Initially the hike is through an almost-flat wildflower-filled meadow bordered by the Matukituki river crashing into boulders.
We cross the river over a swing bridge and begin hiking along a beautiful trail that parallels the gorgeous Rob Roy Stream. The trail is 5 miles up, and not terribly steep, but it is 5 miles up! However, hiking beside merrily singing water in a very green, very varied beech forest is a delight, as the pictures show!
We finally come out of the forest and are greeted by a spectacular view of the Rob Roy Glacier on Mt. Alta. Oh, maybe you notice the waterfall too? It’s magnificent!
We disappear into forest again, and reappear with a better view of the waterfall. The water is falling such a distance, it turns into mist at the end. We’re captivated!
Then a bit more climbing up and down on a rocky trail like the one to the left, and we come to the view shown in the two images below …. A wall of waterfalls pouring from the melting glaciers. You need to mentally paste the two images together.
The mountains and waterfalls are truly amazing. Alas, the trail ends here; we would have to bushwhack to get closer. I’d love to do that, but it would mean fording the Rob Roy Stream, slowing the earth’s rotation to get more light hours, etc.,etc., so I must be content. Below are close-up photos of the waterfalls. It’s hard to know how tall they are, but I’m guessing some of them must be hundreds of feet high.
We’re starting to lose light, so it’s time to go. As we start to hike out, I’m not quite ready to stop looking, so here are a few more views of my favorite two waterfalls.
The trail on the way back now has slanted light, and it’s as pretty as ever. Maybe prettier.
The slanting light of early evening transforms the Matukituki Valley into a play of color and shadow.
The trip out is through the cow pasture, with one cow guarding the gate. Happily, no bull is in sight. We moo a greeting and are allowed to leave.
However, it isn’t over yet! There are more pretty sights on the way out –
and hurdles to overcome.
We thought it was a gorgeous hike. Hope you liked it too.
Next post, Milford Sound!
Ron, Unbelievable. What a treasure trove of memories. So great that you and Ginger can do this and share the photos.
Reid Warner Environment Control
Glad you’re enjoying the photos! We think this experience is pretty magical too.
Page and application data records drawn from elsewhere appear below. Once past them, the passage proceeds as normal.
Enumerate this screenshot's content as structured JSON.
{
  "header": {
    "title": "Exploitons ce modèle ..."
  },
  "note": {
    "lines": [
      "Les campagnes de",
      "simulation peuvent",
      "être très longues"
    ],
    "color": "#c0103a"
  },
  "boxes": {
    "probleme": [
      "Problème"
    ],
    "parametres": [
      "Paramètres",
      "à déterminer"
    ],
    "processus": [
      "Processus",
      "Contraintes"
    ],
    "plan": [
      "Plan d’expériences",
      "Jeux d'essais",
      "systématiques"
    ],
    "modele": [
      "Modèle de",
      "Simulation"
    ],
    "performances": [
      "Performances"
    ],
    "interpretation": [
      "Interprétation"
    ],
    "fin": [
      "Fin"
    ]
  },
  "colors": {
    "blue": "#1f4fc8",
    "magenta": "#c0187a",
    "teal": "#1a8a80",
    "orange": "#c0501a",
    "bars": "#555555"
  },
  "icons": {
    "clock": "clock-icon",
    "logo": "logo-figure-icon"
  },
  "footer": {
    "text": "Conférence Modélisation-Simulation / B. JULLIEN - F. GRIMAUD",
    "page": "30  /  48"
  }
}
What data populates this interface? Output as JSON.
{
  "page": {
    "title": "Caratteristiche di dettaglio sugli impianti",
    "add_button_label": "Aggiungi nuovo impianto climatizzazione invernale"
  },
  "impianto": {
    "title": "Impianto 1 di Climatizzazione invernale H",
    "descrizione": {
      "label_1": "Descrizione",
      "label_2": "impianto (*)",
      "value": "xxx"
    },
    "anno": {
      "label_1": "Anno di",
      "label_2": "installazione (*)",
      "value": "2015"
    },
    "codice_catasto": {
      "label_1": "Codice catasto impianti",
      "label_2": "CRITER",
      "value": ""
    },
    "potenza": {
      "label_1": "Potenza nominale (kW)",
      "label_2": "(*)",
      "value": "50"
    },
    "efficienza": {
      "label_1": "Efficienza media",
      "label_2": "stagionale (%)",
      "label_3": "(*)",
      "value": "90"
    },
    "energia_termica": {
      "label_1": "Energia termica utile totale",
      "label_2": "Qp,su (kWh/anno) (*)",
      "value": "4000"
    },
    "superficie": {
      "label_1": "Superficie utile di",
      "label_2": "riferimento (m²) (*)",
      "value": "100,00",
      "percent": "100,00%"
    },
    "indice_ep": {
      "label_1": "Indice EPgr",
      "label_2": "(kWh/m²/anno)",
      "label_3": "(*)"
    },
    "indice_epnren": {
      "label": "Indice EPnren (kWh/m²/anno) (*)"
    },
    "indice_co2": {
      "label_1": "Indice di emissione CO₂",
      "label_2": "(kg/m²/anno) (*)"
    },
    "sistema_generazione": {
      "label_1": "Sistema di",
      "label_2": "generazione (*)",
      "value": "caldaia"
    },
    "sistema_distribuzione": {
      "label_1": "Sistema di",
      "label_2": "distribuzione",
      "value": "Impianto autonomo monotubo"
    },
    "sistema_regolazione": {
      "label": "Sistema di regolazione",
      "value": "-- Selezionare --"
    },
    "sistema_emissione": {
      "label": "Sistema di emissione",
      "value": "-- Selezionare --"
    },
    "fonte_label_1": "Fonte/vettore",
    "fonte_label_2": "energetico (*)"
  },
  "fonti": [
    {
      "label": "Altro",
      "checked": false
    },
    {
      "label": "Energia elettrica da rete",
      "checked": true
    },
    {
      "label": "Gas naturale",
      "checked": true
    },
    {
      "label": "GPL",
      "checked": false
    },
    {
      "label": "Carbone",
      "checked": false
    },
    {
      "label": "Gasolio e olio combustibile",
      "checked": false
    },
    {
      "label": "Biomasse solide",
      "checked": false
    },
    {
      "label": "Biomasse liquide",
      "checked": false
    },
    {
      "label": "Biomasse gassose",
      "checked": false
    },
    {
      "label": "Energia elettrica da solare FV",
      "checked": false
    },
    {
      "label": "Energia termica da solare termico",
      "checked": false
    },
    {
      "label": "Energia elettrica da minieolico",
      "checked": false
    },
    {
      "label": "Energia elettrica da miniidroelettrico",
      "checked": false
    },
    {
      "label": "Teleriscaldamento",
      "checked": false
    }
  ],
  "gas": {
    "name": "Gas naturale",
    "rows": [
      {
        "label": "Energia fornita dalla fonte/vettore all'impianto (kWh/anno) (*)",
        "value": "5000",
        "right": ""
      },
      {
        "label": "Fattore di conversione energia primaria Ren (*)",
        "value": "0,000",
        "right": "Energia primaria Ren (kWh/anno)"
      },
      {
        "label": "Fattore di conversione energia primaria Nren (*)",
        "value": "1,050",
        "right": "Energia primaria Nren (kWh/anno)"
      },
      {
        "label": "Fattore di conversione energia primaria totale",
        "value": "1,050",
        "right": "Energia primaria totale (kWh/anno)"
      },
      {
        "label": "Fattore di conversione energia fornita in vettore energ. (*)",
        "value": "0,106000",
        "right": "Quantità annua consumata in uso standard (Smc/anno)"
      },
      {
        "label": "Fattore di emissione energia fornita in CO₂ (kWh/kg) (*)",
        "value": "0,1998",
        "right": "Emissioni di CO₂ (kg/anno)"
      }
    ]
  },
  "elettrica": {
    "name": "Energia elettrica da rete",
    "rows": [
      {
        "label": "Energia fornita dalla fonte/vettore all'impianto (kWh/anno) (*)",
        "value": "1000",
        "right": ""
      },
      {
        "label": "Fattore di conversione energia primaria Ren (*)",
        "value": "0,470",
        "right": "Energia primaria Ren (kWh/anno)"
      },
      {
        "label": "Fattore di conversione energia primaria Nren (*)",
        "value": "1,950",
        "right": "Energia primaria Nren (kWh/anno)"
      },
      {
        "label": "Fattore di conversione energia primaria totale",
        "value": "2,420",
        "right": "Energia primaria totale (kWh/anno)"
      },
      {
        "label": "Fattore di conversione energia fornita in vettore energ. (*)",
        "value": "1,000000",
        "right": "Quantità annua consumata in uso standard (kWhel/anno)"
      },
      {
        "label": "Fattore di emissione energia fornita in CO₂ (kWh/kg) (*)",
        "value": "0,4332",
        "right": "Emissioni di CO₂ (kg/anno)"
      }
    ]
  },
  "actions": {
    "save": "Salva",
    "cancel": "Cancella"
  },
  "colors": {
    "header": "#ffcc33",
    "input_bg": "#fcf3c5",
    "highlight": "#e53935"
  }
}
So when are you going to do it as well?
[…] To the left is a view of the northern reaches of Lake Wanaka (I showed some of its southern parts in an earlier post – April 7, “Wanaka and the Rob Roy Valley“). […]